Luc Longley, a center from Australia, also was a heavily pursued prospect. Longley signed with New Mexico and then went on to a lengthy NBA career. He won three NBA titles with Michael Jordan's Chicago Bulls, and later was part of a trade for Hall of Fame center Patrick Ewing. While Longley went to New Mexico, Longley's mother decided to enroll at UH as a grad student.

During a basketball practice, a power forward got into an argument with point guard Thomas Louden. The forward then ran out of the practice gym, never to be seen again.

But B-52s, Albuquerque's allure and hold-me-back spats of the old days are now considered manini challenges. The current Rainbow Warriors are trying to shed leg weights in the race for opportunities for their players to profit from use of their name, image and likeness.

Since 2021, when the NCAA permitted student-athletes to earn money from NIL deals, the 'Bows have tried to keep pace with other Big West programs.
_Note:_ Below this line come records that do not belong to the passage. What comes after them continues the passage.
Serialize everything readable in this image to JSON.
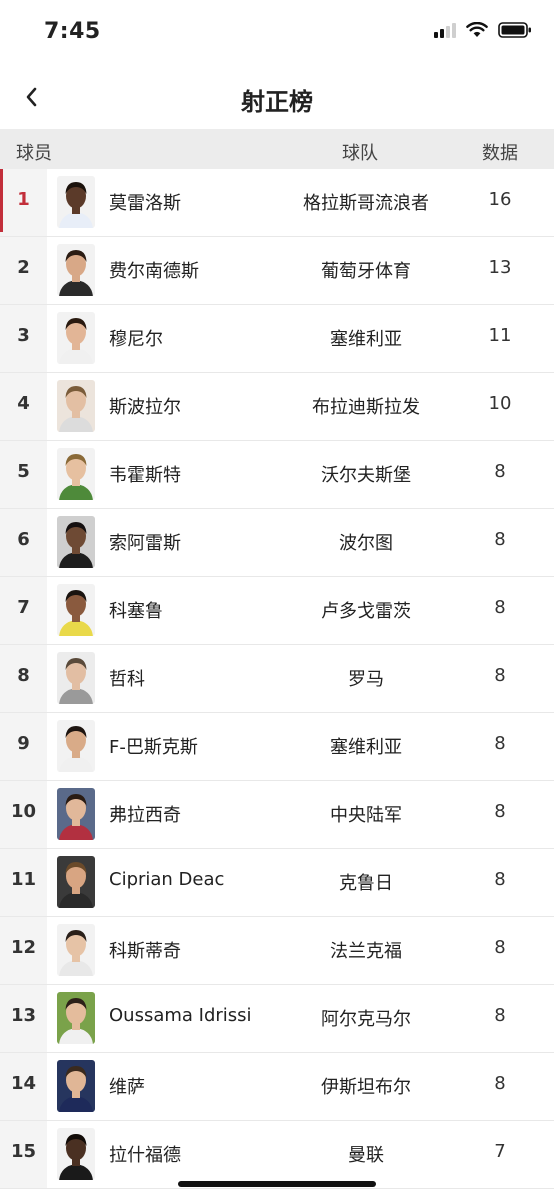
{
  "status_bar": {
    "time": "7:45"
  },
  "nav": {
    "title": "射正榜"
  },
  "table": {
    "headers": {
      "player": "球员",
      "team": "球队",
      "stat": "数据"
    },
    "rows": [
      {
        "rank": "1",
        "name": "莫雷洛斯",
        "team": "格拉斯哥流浪者",
        "value": "16",
        "avatar": {
          "skin": "#5b3a29",
          "hair": "#1b120c",
          "shirt": "#e8eef8",
          "bg": "#f2f2f2"
        }
      },
      {
        "rank": "2",
        "name": "费尔南德斯",
        "team": "葡萄牙体育",
        "value": "13",
        "avatar": {
          "skin": "#d8a887",
          "hair": "#2b1c14",
          "shirt": "#2a2a2a",
          "bg": "#f2f2f2"
        }
      },
      {
        "rank": "3",
        "name": "穆尼尔",
        "team": "塞维利亚",
        "value": "11",
        "avatar": {
          "skin": "#e2b596",
          "hair": "#2a1a10",
          "shirt": "#f0f0f0",
          "bg": "#f2f2f2"
        }
      },
      {
        "rank": "4",
        "name": "斯波拉尔",
        "team": "布拉迪斯拉发",
        "value": "10",
        "avatar": {
          "skin": "#e3bfa3",
          "hair": "#7a5c3a",
          "shirt": "#dcdcdc",
          "bg": "#ece4dc"
        }
      },
      {
        "rank": "5",
        "name": "韦霍斯特",
        "team": "沃尔夫斯堡",
        "value": "8",
        "avatar": {
          "skin": "#e6c0a0",
          "hair": "#8a6a38",
          "shirt": "#4e8a3a",
          "bg": "#f2f2f2"
        }
      },
      {
        "rank": "6",
        "name": "索阿雷斯",
        "team": "波尔图",
        "value": "8",
        "avatar": {
          "skin": "#6e4a34",
          "hair": "#151010",
          "shirt": "#1d1d1d",
          "bg": "#cfcfcf"
        }
      },
      {
        "rank": "7",
        "name": "科塞鲁",
        "team": "卢多戈雷茨",
        "value": "8",
        "avatar": {
          "skin": "#8a5a3e",
          "hair": "#1a1410",
          "shirt": "#e9d94a",
          "bg": "#f2f2f2"
        }
      },
      {
        "rank": "8",
        "name": "哲科",
        "team": "罗马",
        "value": "8",
        "avatar": {
          "skin": "#e2bea3",
          "hair": "#5a4a3a",
          "shirt": "#9a9a9a",
          "bg": "#ececec"
        }
      },
      {
        "rank": "9",
        "name": "F-巴斯克斯",
        "team": "塞维利亚",
        "value": "8",
        "avatar": {
          "skin": "#d9ab88",
          "hair": "#1e1510",
          "shirt": "#f0f0f0",
          "bg": "#f2f2f2"
        }
      },
      {
        "rank": "10",
        "name": "弗拉西奇",
        "team": "中央陆军",
        "value": "8",
        "avatar": {
          "skin": "#e1b89a",
          "hair": "#2a1c14",
          "shirt": "#b23040",
          "bg": "#5a6a8a"
        }
      },
      {
        "rank": "11",
        "name": "Ciprian Deac",
        "team": "克鲁日",
        "value": "8",
        "avatar": {
          "skin": "#d8a582",
          "hair": "#6a4a2a",
          "shirt": "#2a2a2a",
          "bg": "#3a3a3a"
        }
      },
      {
        "rank": "12",
        "name": "科斯蒂奇",
        "team": "法兰克福",
        "value": "8",
        "avatar": {
          "skin": "#e6c3a6",
          "hair": "#2a201a",
          "shirt": "#e8e8e8",
          "bg": "#f2f2f2"
        }
      },
      {
        "rank": "13",
        "name": "Oussama Idrissi",
        "team": "阿尔克马尔",
        "value": "8",
        "avatar": {
          "skin": "#e4bc9c",
          "hair": "#2c2018",
          "shirt": "#f0f0f0",
          "bg": "#7aa24a"
        }
      },
      {
        "rank": "14",
        "name": "维萨",
        "team": "伊斯坦布尔",
        "value": "8",
        "avatar": {
          "skin": "#e0b696",
          "hair": "#3a2a1e",
          "shirt": "#1e2a5a",
          "bg": "#26355e"
        }
      },
      {
        "rank": "15",
        "name": "拉什福德",
        "team": "曼联",
        "value": "7",
        "avatar": {
          "skin": "#4a3022",
          "hair": "#120c08",
          "shirt": "#1a1a1a",
          "bg": "#f2f2f2"
        }
      }
    ]
  }
}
While power conferences lead the way, with some of their sponsors arranging seven-figure deals, several mid-major programs also have been recipients of lucrative deals.

Last year, the Downtown Athletic Club, led by former Honolulu mayoral candidate Keith Amemiya, and Rainbow NIL, headed by Mike Kawazoe, started collectives that would raise money and encourage sponsorships toward NIL opportunities for UH student-athletes.

Kawazoe said the Rainbow Collective is in response to NIL opportunities being part of the recruiting process.

"We're in a place now where you can't really have a conversation with a kid without having some type of financial incentive behind that," said Kawazoe, who is a chief fundraiser for the Rainbow Collective. "You kind of see the landscape here. We have a great culture. We've got great fans and great support. It's just the financial part of it was lacking. It's an ongoing process."

The Rainbow Collective works with Student Athlete NIL, which handles the paper work, taxes, compliance and distribution of money. SANIL administers about 50 collectives for college teams across the country.

Donors and sponsors to the Rainbow Collective can specify a UH sport or make a general donation. There are monthly subscriptions, one-time donations and corporate deals. "My dream is to have 10,000 people at $10 a month contributing to our NIL program," Kawazoe said. "That's not too much to ask. People need to be educated about it. And people need to know the vehicle is the right vehicle."

Last year, the collective raised mid-six figures in donations and sponsorships. About 20 student-athletes received NIL deals, including all six UH men's basketball seniors. Deals ranged from $1,000 a month to a lump sum of low six figures.

On Monday, the Rainbow Collective announced the "Fore the Players Classic," an Aug. 1 golf event at the Kapolei Golf Club. Net proceeds will directly support the UH men's basketball players.

The Rainbow Collective reached out to Campio Sports to organize a money-raising golf tournament. Jake Headrick, Campio's owner, has run and organized 20 tournaments to benefit NIL programs. Houston's men's basketball team was the first, in June 2022. Arizona, Saint Mary's Mississippi State and Kansas State are among the other basketball programs.

Headrick said the Hawaii event will include prizes valued at $500 or more for all 18 holes; complimentary food and beverages;"one-of-a-kind" swag and custom gifts; "high-level" prizes, and a banquet.

"My goal is to have a day for the University of Hawaii that can be a game-changing NIL event for them but also be an experience for these fans where they can play high-level golf and also get to know these student-athletes," Headrick said.

Participation is pricey: $10,000 per four-person team. There are 25 team slots available. (Details at

But as the 'Bows are learning, there is a steeper cost to not competing in the NIL race.